    This post was published at Zero Hedge on Sep 15, 2017.


  • British People Suddenly Stopped Buying Cars

    – British people suddenly stopped buying cars
    – Massive debt including car loans, very low household savings
    – Brexit and decline in sterling and consumer confidence impacts
    – New cars being bought on PCP by people who could not normally afford them
    – UK car business has ‘exactly the same problems’ as the mortgage market 10 years ago, according to Morgan Stanley
    – Bank of England is investigating to make sure UK banks are not overly exposed…
    – Prudent British people buying gold with cash, not cars with debt
    by Jim Edwards, Business Insider UK
    ***
    British people have suddenly stopped buying cars.
    It’s not clear why. But a number of anti-car trends have hit Britain simultaneously – such as the rise of Uber and a decline in household savings – driving down car sales.
    The chart above of total car sales both old and new, from Barclays, says it all. On this chart, the grey-black line is the crucial one. The blue line (online sales) represents only a small number of purchases. Barclays

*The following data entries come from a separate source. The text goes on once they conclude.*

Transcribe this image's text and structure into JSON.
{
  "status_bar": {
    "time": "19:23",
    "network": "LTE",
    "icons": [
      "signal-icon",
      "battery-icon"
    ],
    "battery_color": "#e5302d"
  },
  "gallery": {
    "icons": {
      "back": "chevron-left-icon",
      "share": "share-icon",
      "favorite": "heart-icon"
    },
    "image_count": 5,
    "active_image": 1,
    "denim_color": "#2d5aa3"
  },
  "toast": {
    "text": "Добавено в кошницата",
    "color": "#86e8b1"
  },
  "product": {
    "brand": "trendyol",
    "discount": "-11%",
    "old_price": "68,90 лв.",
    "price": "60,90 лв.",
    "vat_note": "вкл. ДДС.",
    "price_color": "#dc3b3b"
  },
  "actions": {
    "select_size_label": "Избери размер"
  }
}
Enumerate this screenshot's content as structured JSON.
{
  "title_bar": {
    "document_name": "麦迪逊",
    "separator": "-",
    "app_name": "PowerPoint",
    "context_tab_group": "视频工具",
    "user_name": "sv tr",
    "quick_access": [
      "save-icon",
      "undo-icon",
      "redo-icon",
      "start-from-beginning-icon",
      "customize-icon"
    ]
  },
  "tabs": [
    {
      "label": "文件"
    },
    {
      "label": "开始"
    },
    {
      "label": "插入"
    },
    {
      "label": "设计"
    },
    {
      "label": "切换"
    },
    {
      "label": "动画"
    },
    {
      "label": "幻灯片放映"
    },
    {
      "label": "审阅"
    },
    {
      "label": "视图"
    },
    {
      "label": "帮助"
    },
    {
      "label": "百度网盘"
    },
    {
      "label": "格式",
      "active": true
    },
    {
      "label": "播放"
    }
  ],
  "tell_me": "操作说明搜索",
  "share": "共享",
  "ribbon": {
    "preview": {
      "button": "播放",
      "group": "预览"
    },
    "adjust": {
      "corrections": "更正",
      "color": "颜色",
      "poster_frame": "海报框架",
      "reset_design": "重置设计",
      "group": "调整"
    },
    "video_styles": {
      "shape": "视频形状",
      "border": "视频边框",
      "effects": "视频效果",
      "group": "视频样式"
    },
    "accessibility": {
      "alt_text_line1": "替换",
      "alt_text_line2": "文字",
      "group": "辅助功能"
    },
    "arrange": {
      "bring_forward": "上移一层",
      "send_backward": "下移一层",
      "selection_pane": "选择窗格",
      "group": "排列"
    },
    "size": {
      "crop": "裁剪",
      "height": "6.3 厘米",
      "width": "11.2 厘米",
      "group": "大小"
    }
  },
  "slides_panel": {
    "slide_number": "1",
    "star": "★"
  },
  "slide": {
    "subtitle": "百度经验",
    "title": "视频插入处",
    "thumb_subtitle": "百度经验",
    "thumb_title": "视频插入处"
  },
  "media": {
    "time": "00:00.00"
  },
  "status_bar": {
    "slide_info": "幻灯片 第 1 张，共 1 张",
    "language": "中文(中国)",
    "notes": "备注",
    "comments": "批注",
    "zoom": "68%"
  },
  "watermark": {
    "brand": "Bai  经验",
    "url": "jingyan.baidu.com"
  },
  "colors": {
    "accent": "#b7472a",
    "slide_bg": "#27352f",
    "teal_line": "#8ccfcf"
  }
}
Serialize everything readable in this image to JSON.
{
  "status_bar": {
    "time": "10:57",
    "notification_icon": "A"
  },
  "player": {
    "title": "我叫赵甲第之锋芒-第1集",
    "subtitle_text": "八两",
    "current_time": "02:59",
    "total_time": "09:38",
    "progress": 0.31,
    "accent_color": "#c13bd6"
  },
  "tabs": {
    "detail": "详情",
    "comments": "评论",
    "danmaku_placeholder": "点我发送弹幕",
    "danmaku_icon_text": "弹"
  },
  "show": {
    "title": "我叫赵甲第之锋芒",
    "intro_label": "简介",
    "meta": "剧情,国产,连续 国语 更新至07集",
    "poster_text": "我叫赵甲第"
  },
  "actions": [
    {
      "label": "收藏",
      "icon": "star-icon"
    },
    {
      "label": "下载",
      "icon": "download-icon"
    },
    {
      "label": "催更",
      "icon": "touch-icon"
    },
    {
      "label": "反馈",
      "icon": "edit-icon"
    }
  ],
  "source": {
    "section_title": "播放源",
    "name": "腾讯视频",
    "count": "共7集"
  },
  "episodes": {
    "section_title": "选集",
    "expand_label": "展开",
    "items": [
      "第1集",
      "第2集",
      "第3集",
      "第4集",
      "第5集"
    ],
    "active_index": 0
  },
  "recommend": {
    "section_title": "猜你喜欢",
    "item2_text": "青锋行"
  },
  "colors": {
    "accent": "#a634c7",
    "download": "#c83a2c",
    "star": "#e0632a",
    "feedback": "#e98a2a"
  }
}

    This post was published at Gold Core on September 12, 2017.


  • Deflation and the Markets; are deflationary forces here to stay

    Machines are worshipped because they are beautiful and valued because they confer power; they are hated because they are hideous and loathed because they impose slavery. Bertrand Russell
    Manufacturing output continues to improve, even though the number of manufacturing jobs in the U. S. continues to decline and this trend will not stop. While some Jobs have gone overseas, the new trend suggests that automation has eliminated and will continue to eliminate a plethora of jobs. As this trend is in the early phase, the momentum will continue to build in the years to come.
    Machines are faster, cheaper and don’t complain; at least not yet. So from a cost cutting and efficiency perspective, there is no reason to stick with humans. This, in turn, will continue to fuel the wage deflation trend. Sal Guatieri an Economist at the Bank of Montreal in a report titled ‘Wage Against the Machine,’ states that automation is responsible for weak wage growth.
    ‘It’s unlikely that insecurities from the Great Recession are still weighing, given high levels of consumer confidence,’ he wrote. ‘However, automation could be a longer-lasting influence on worker anxieties and wages. If so, wages could remain low for a while, restraining inflation and interest rates.’
    Guatieri goes on to state that ‘The defining feature of a job at risk from automation is repetition’. This puts a lot of jobs at risk, many of which fall under the so-called highly skilled category today; for example, Accountants, Lawyers, Radiologists, X-Ray technician, etc.
    North American business order record number of robots
    In 2016, they order 35,000 robots, 10% more than in 2015. But that is nothing compared to China, which ordered 69,000 robots in 2016, South Korea ordered 38,000 and Japan for its small size ordered 35,000 robots. This proves that jobs are not going overseas but are being taken over by machines. Nothing will stop this trend; a trend in motion is unstoppable.

    This post was published at GoldSeek on Friday, 8 September 2017.


  • Indicators Are All Over The Place Warning That The Economy Is About To Implode – Episode 1344a

    The following video was published by X22Report on Jul 30, 2017
    UMich consumer confidence implodes and it is the lowest since before the elections. Another indicator that we are in a recession, Americans are saving the least amount of money and this is a sign that we saw leading up to the last two recessions. The US government is working their magic they are going back and revising the GDP data. BofA is warning that the market is cracking and falling apart. The sales of RV’s is booming, this indicator occurred during the last couple of recessions.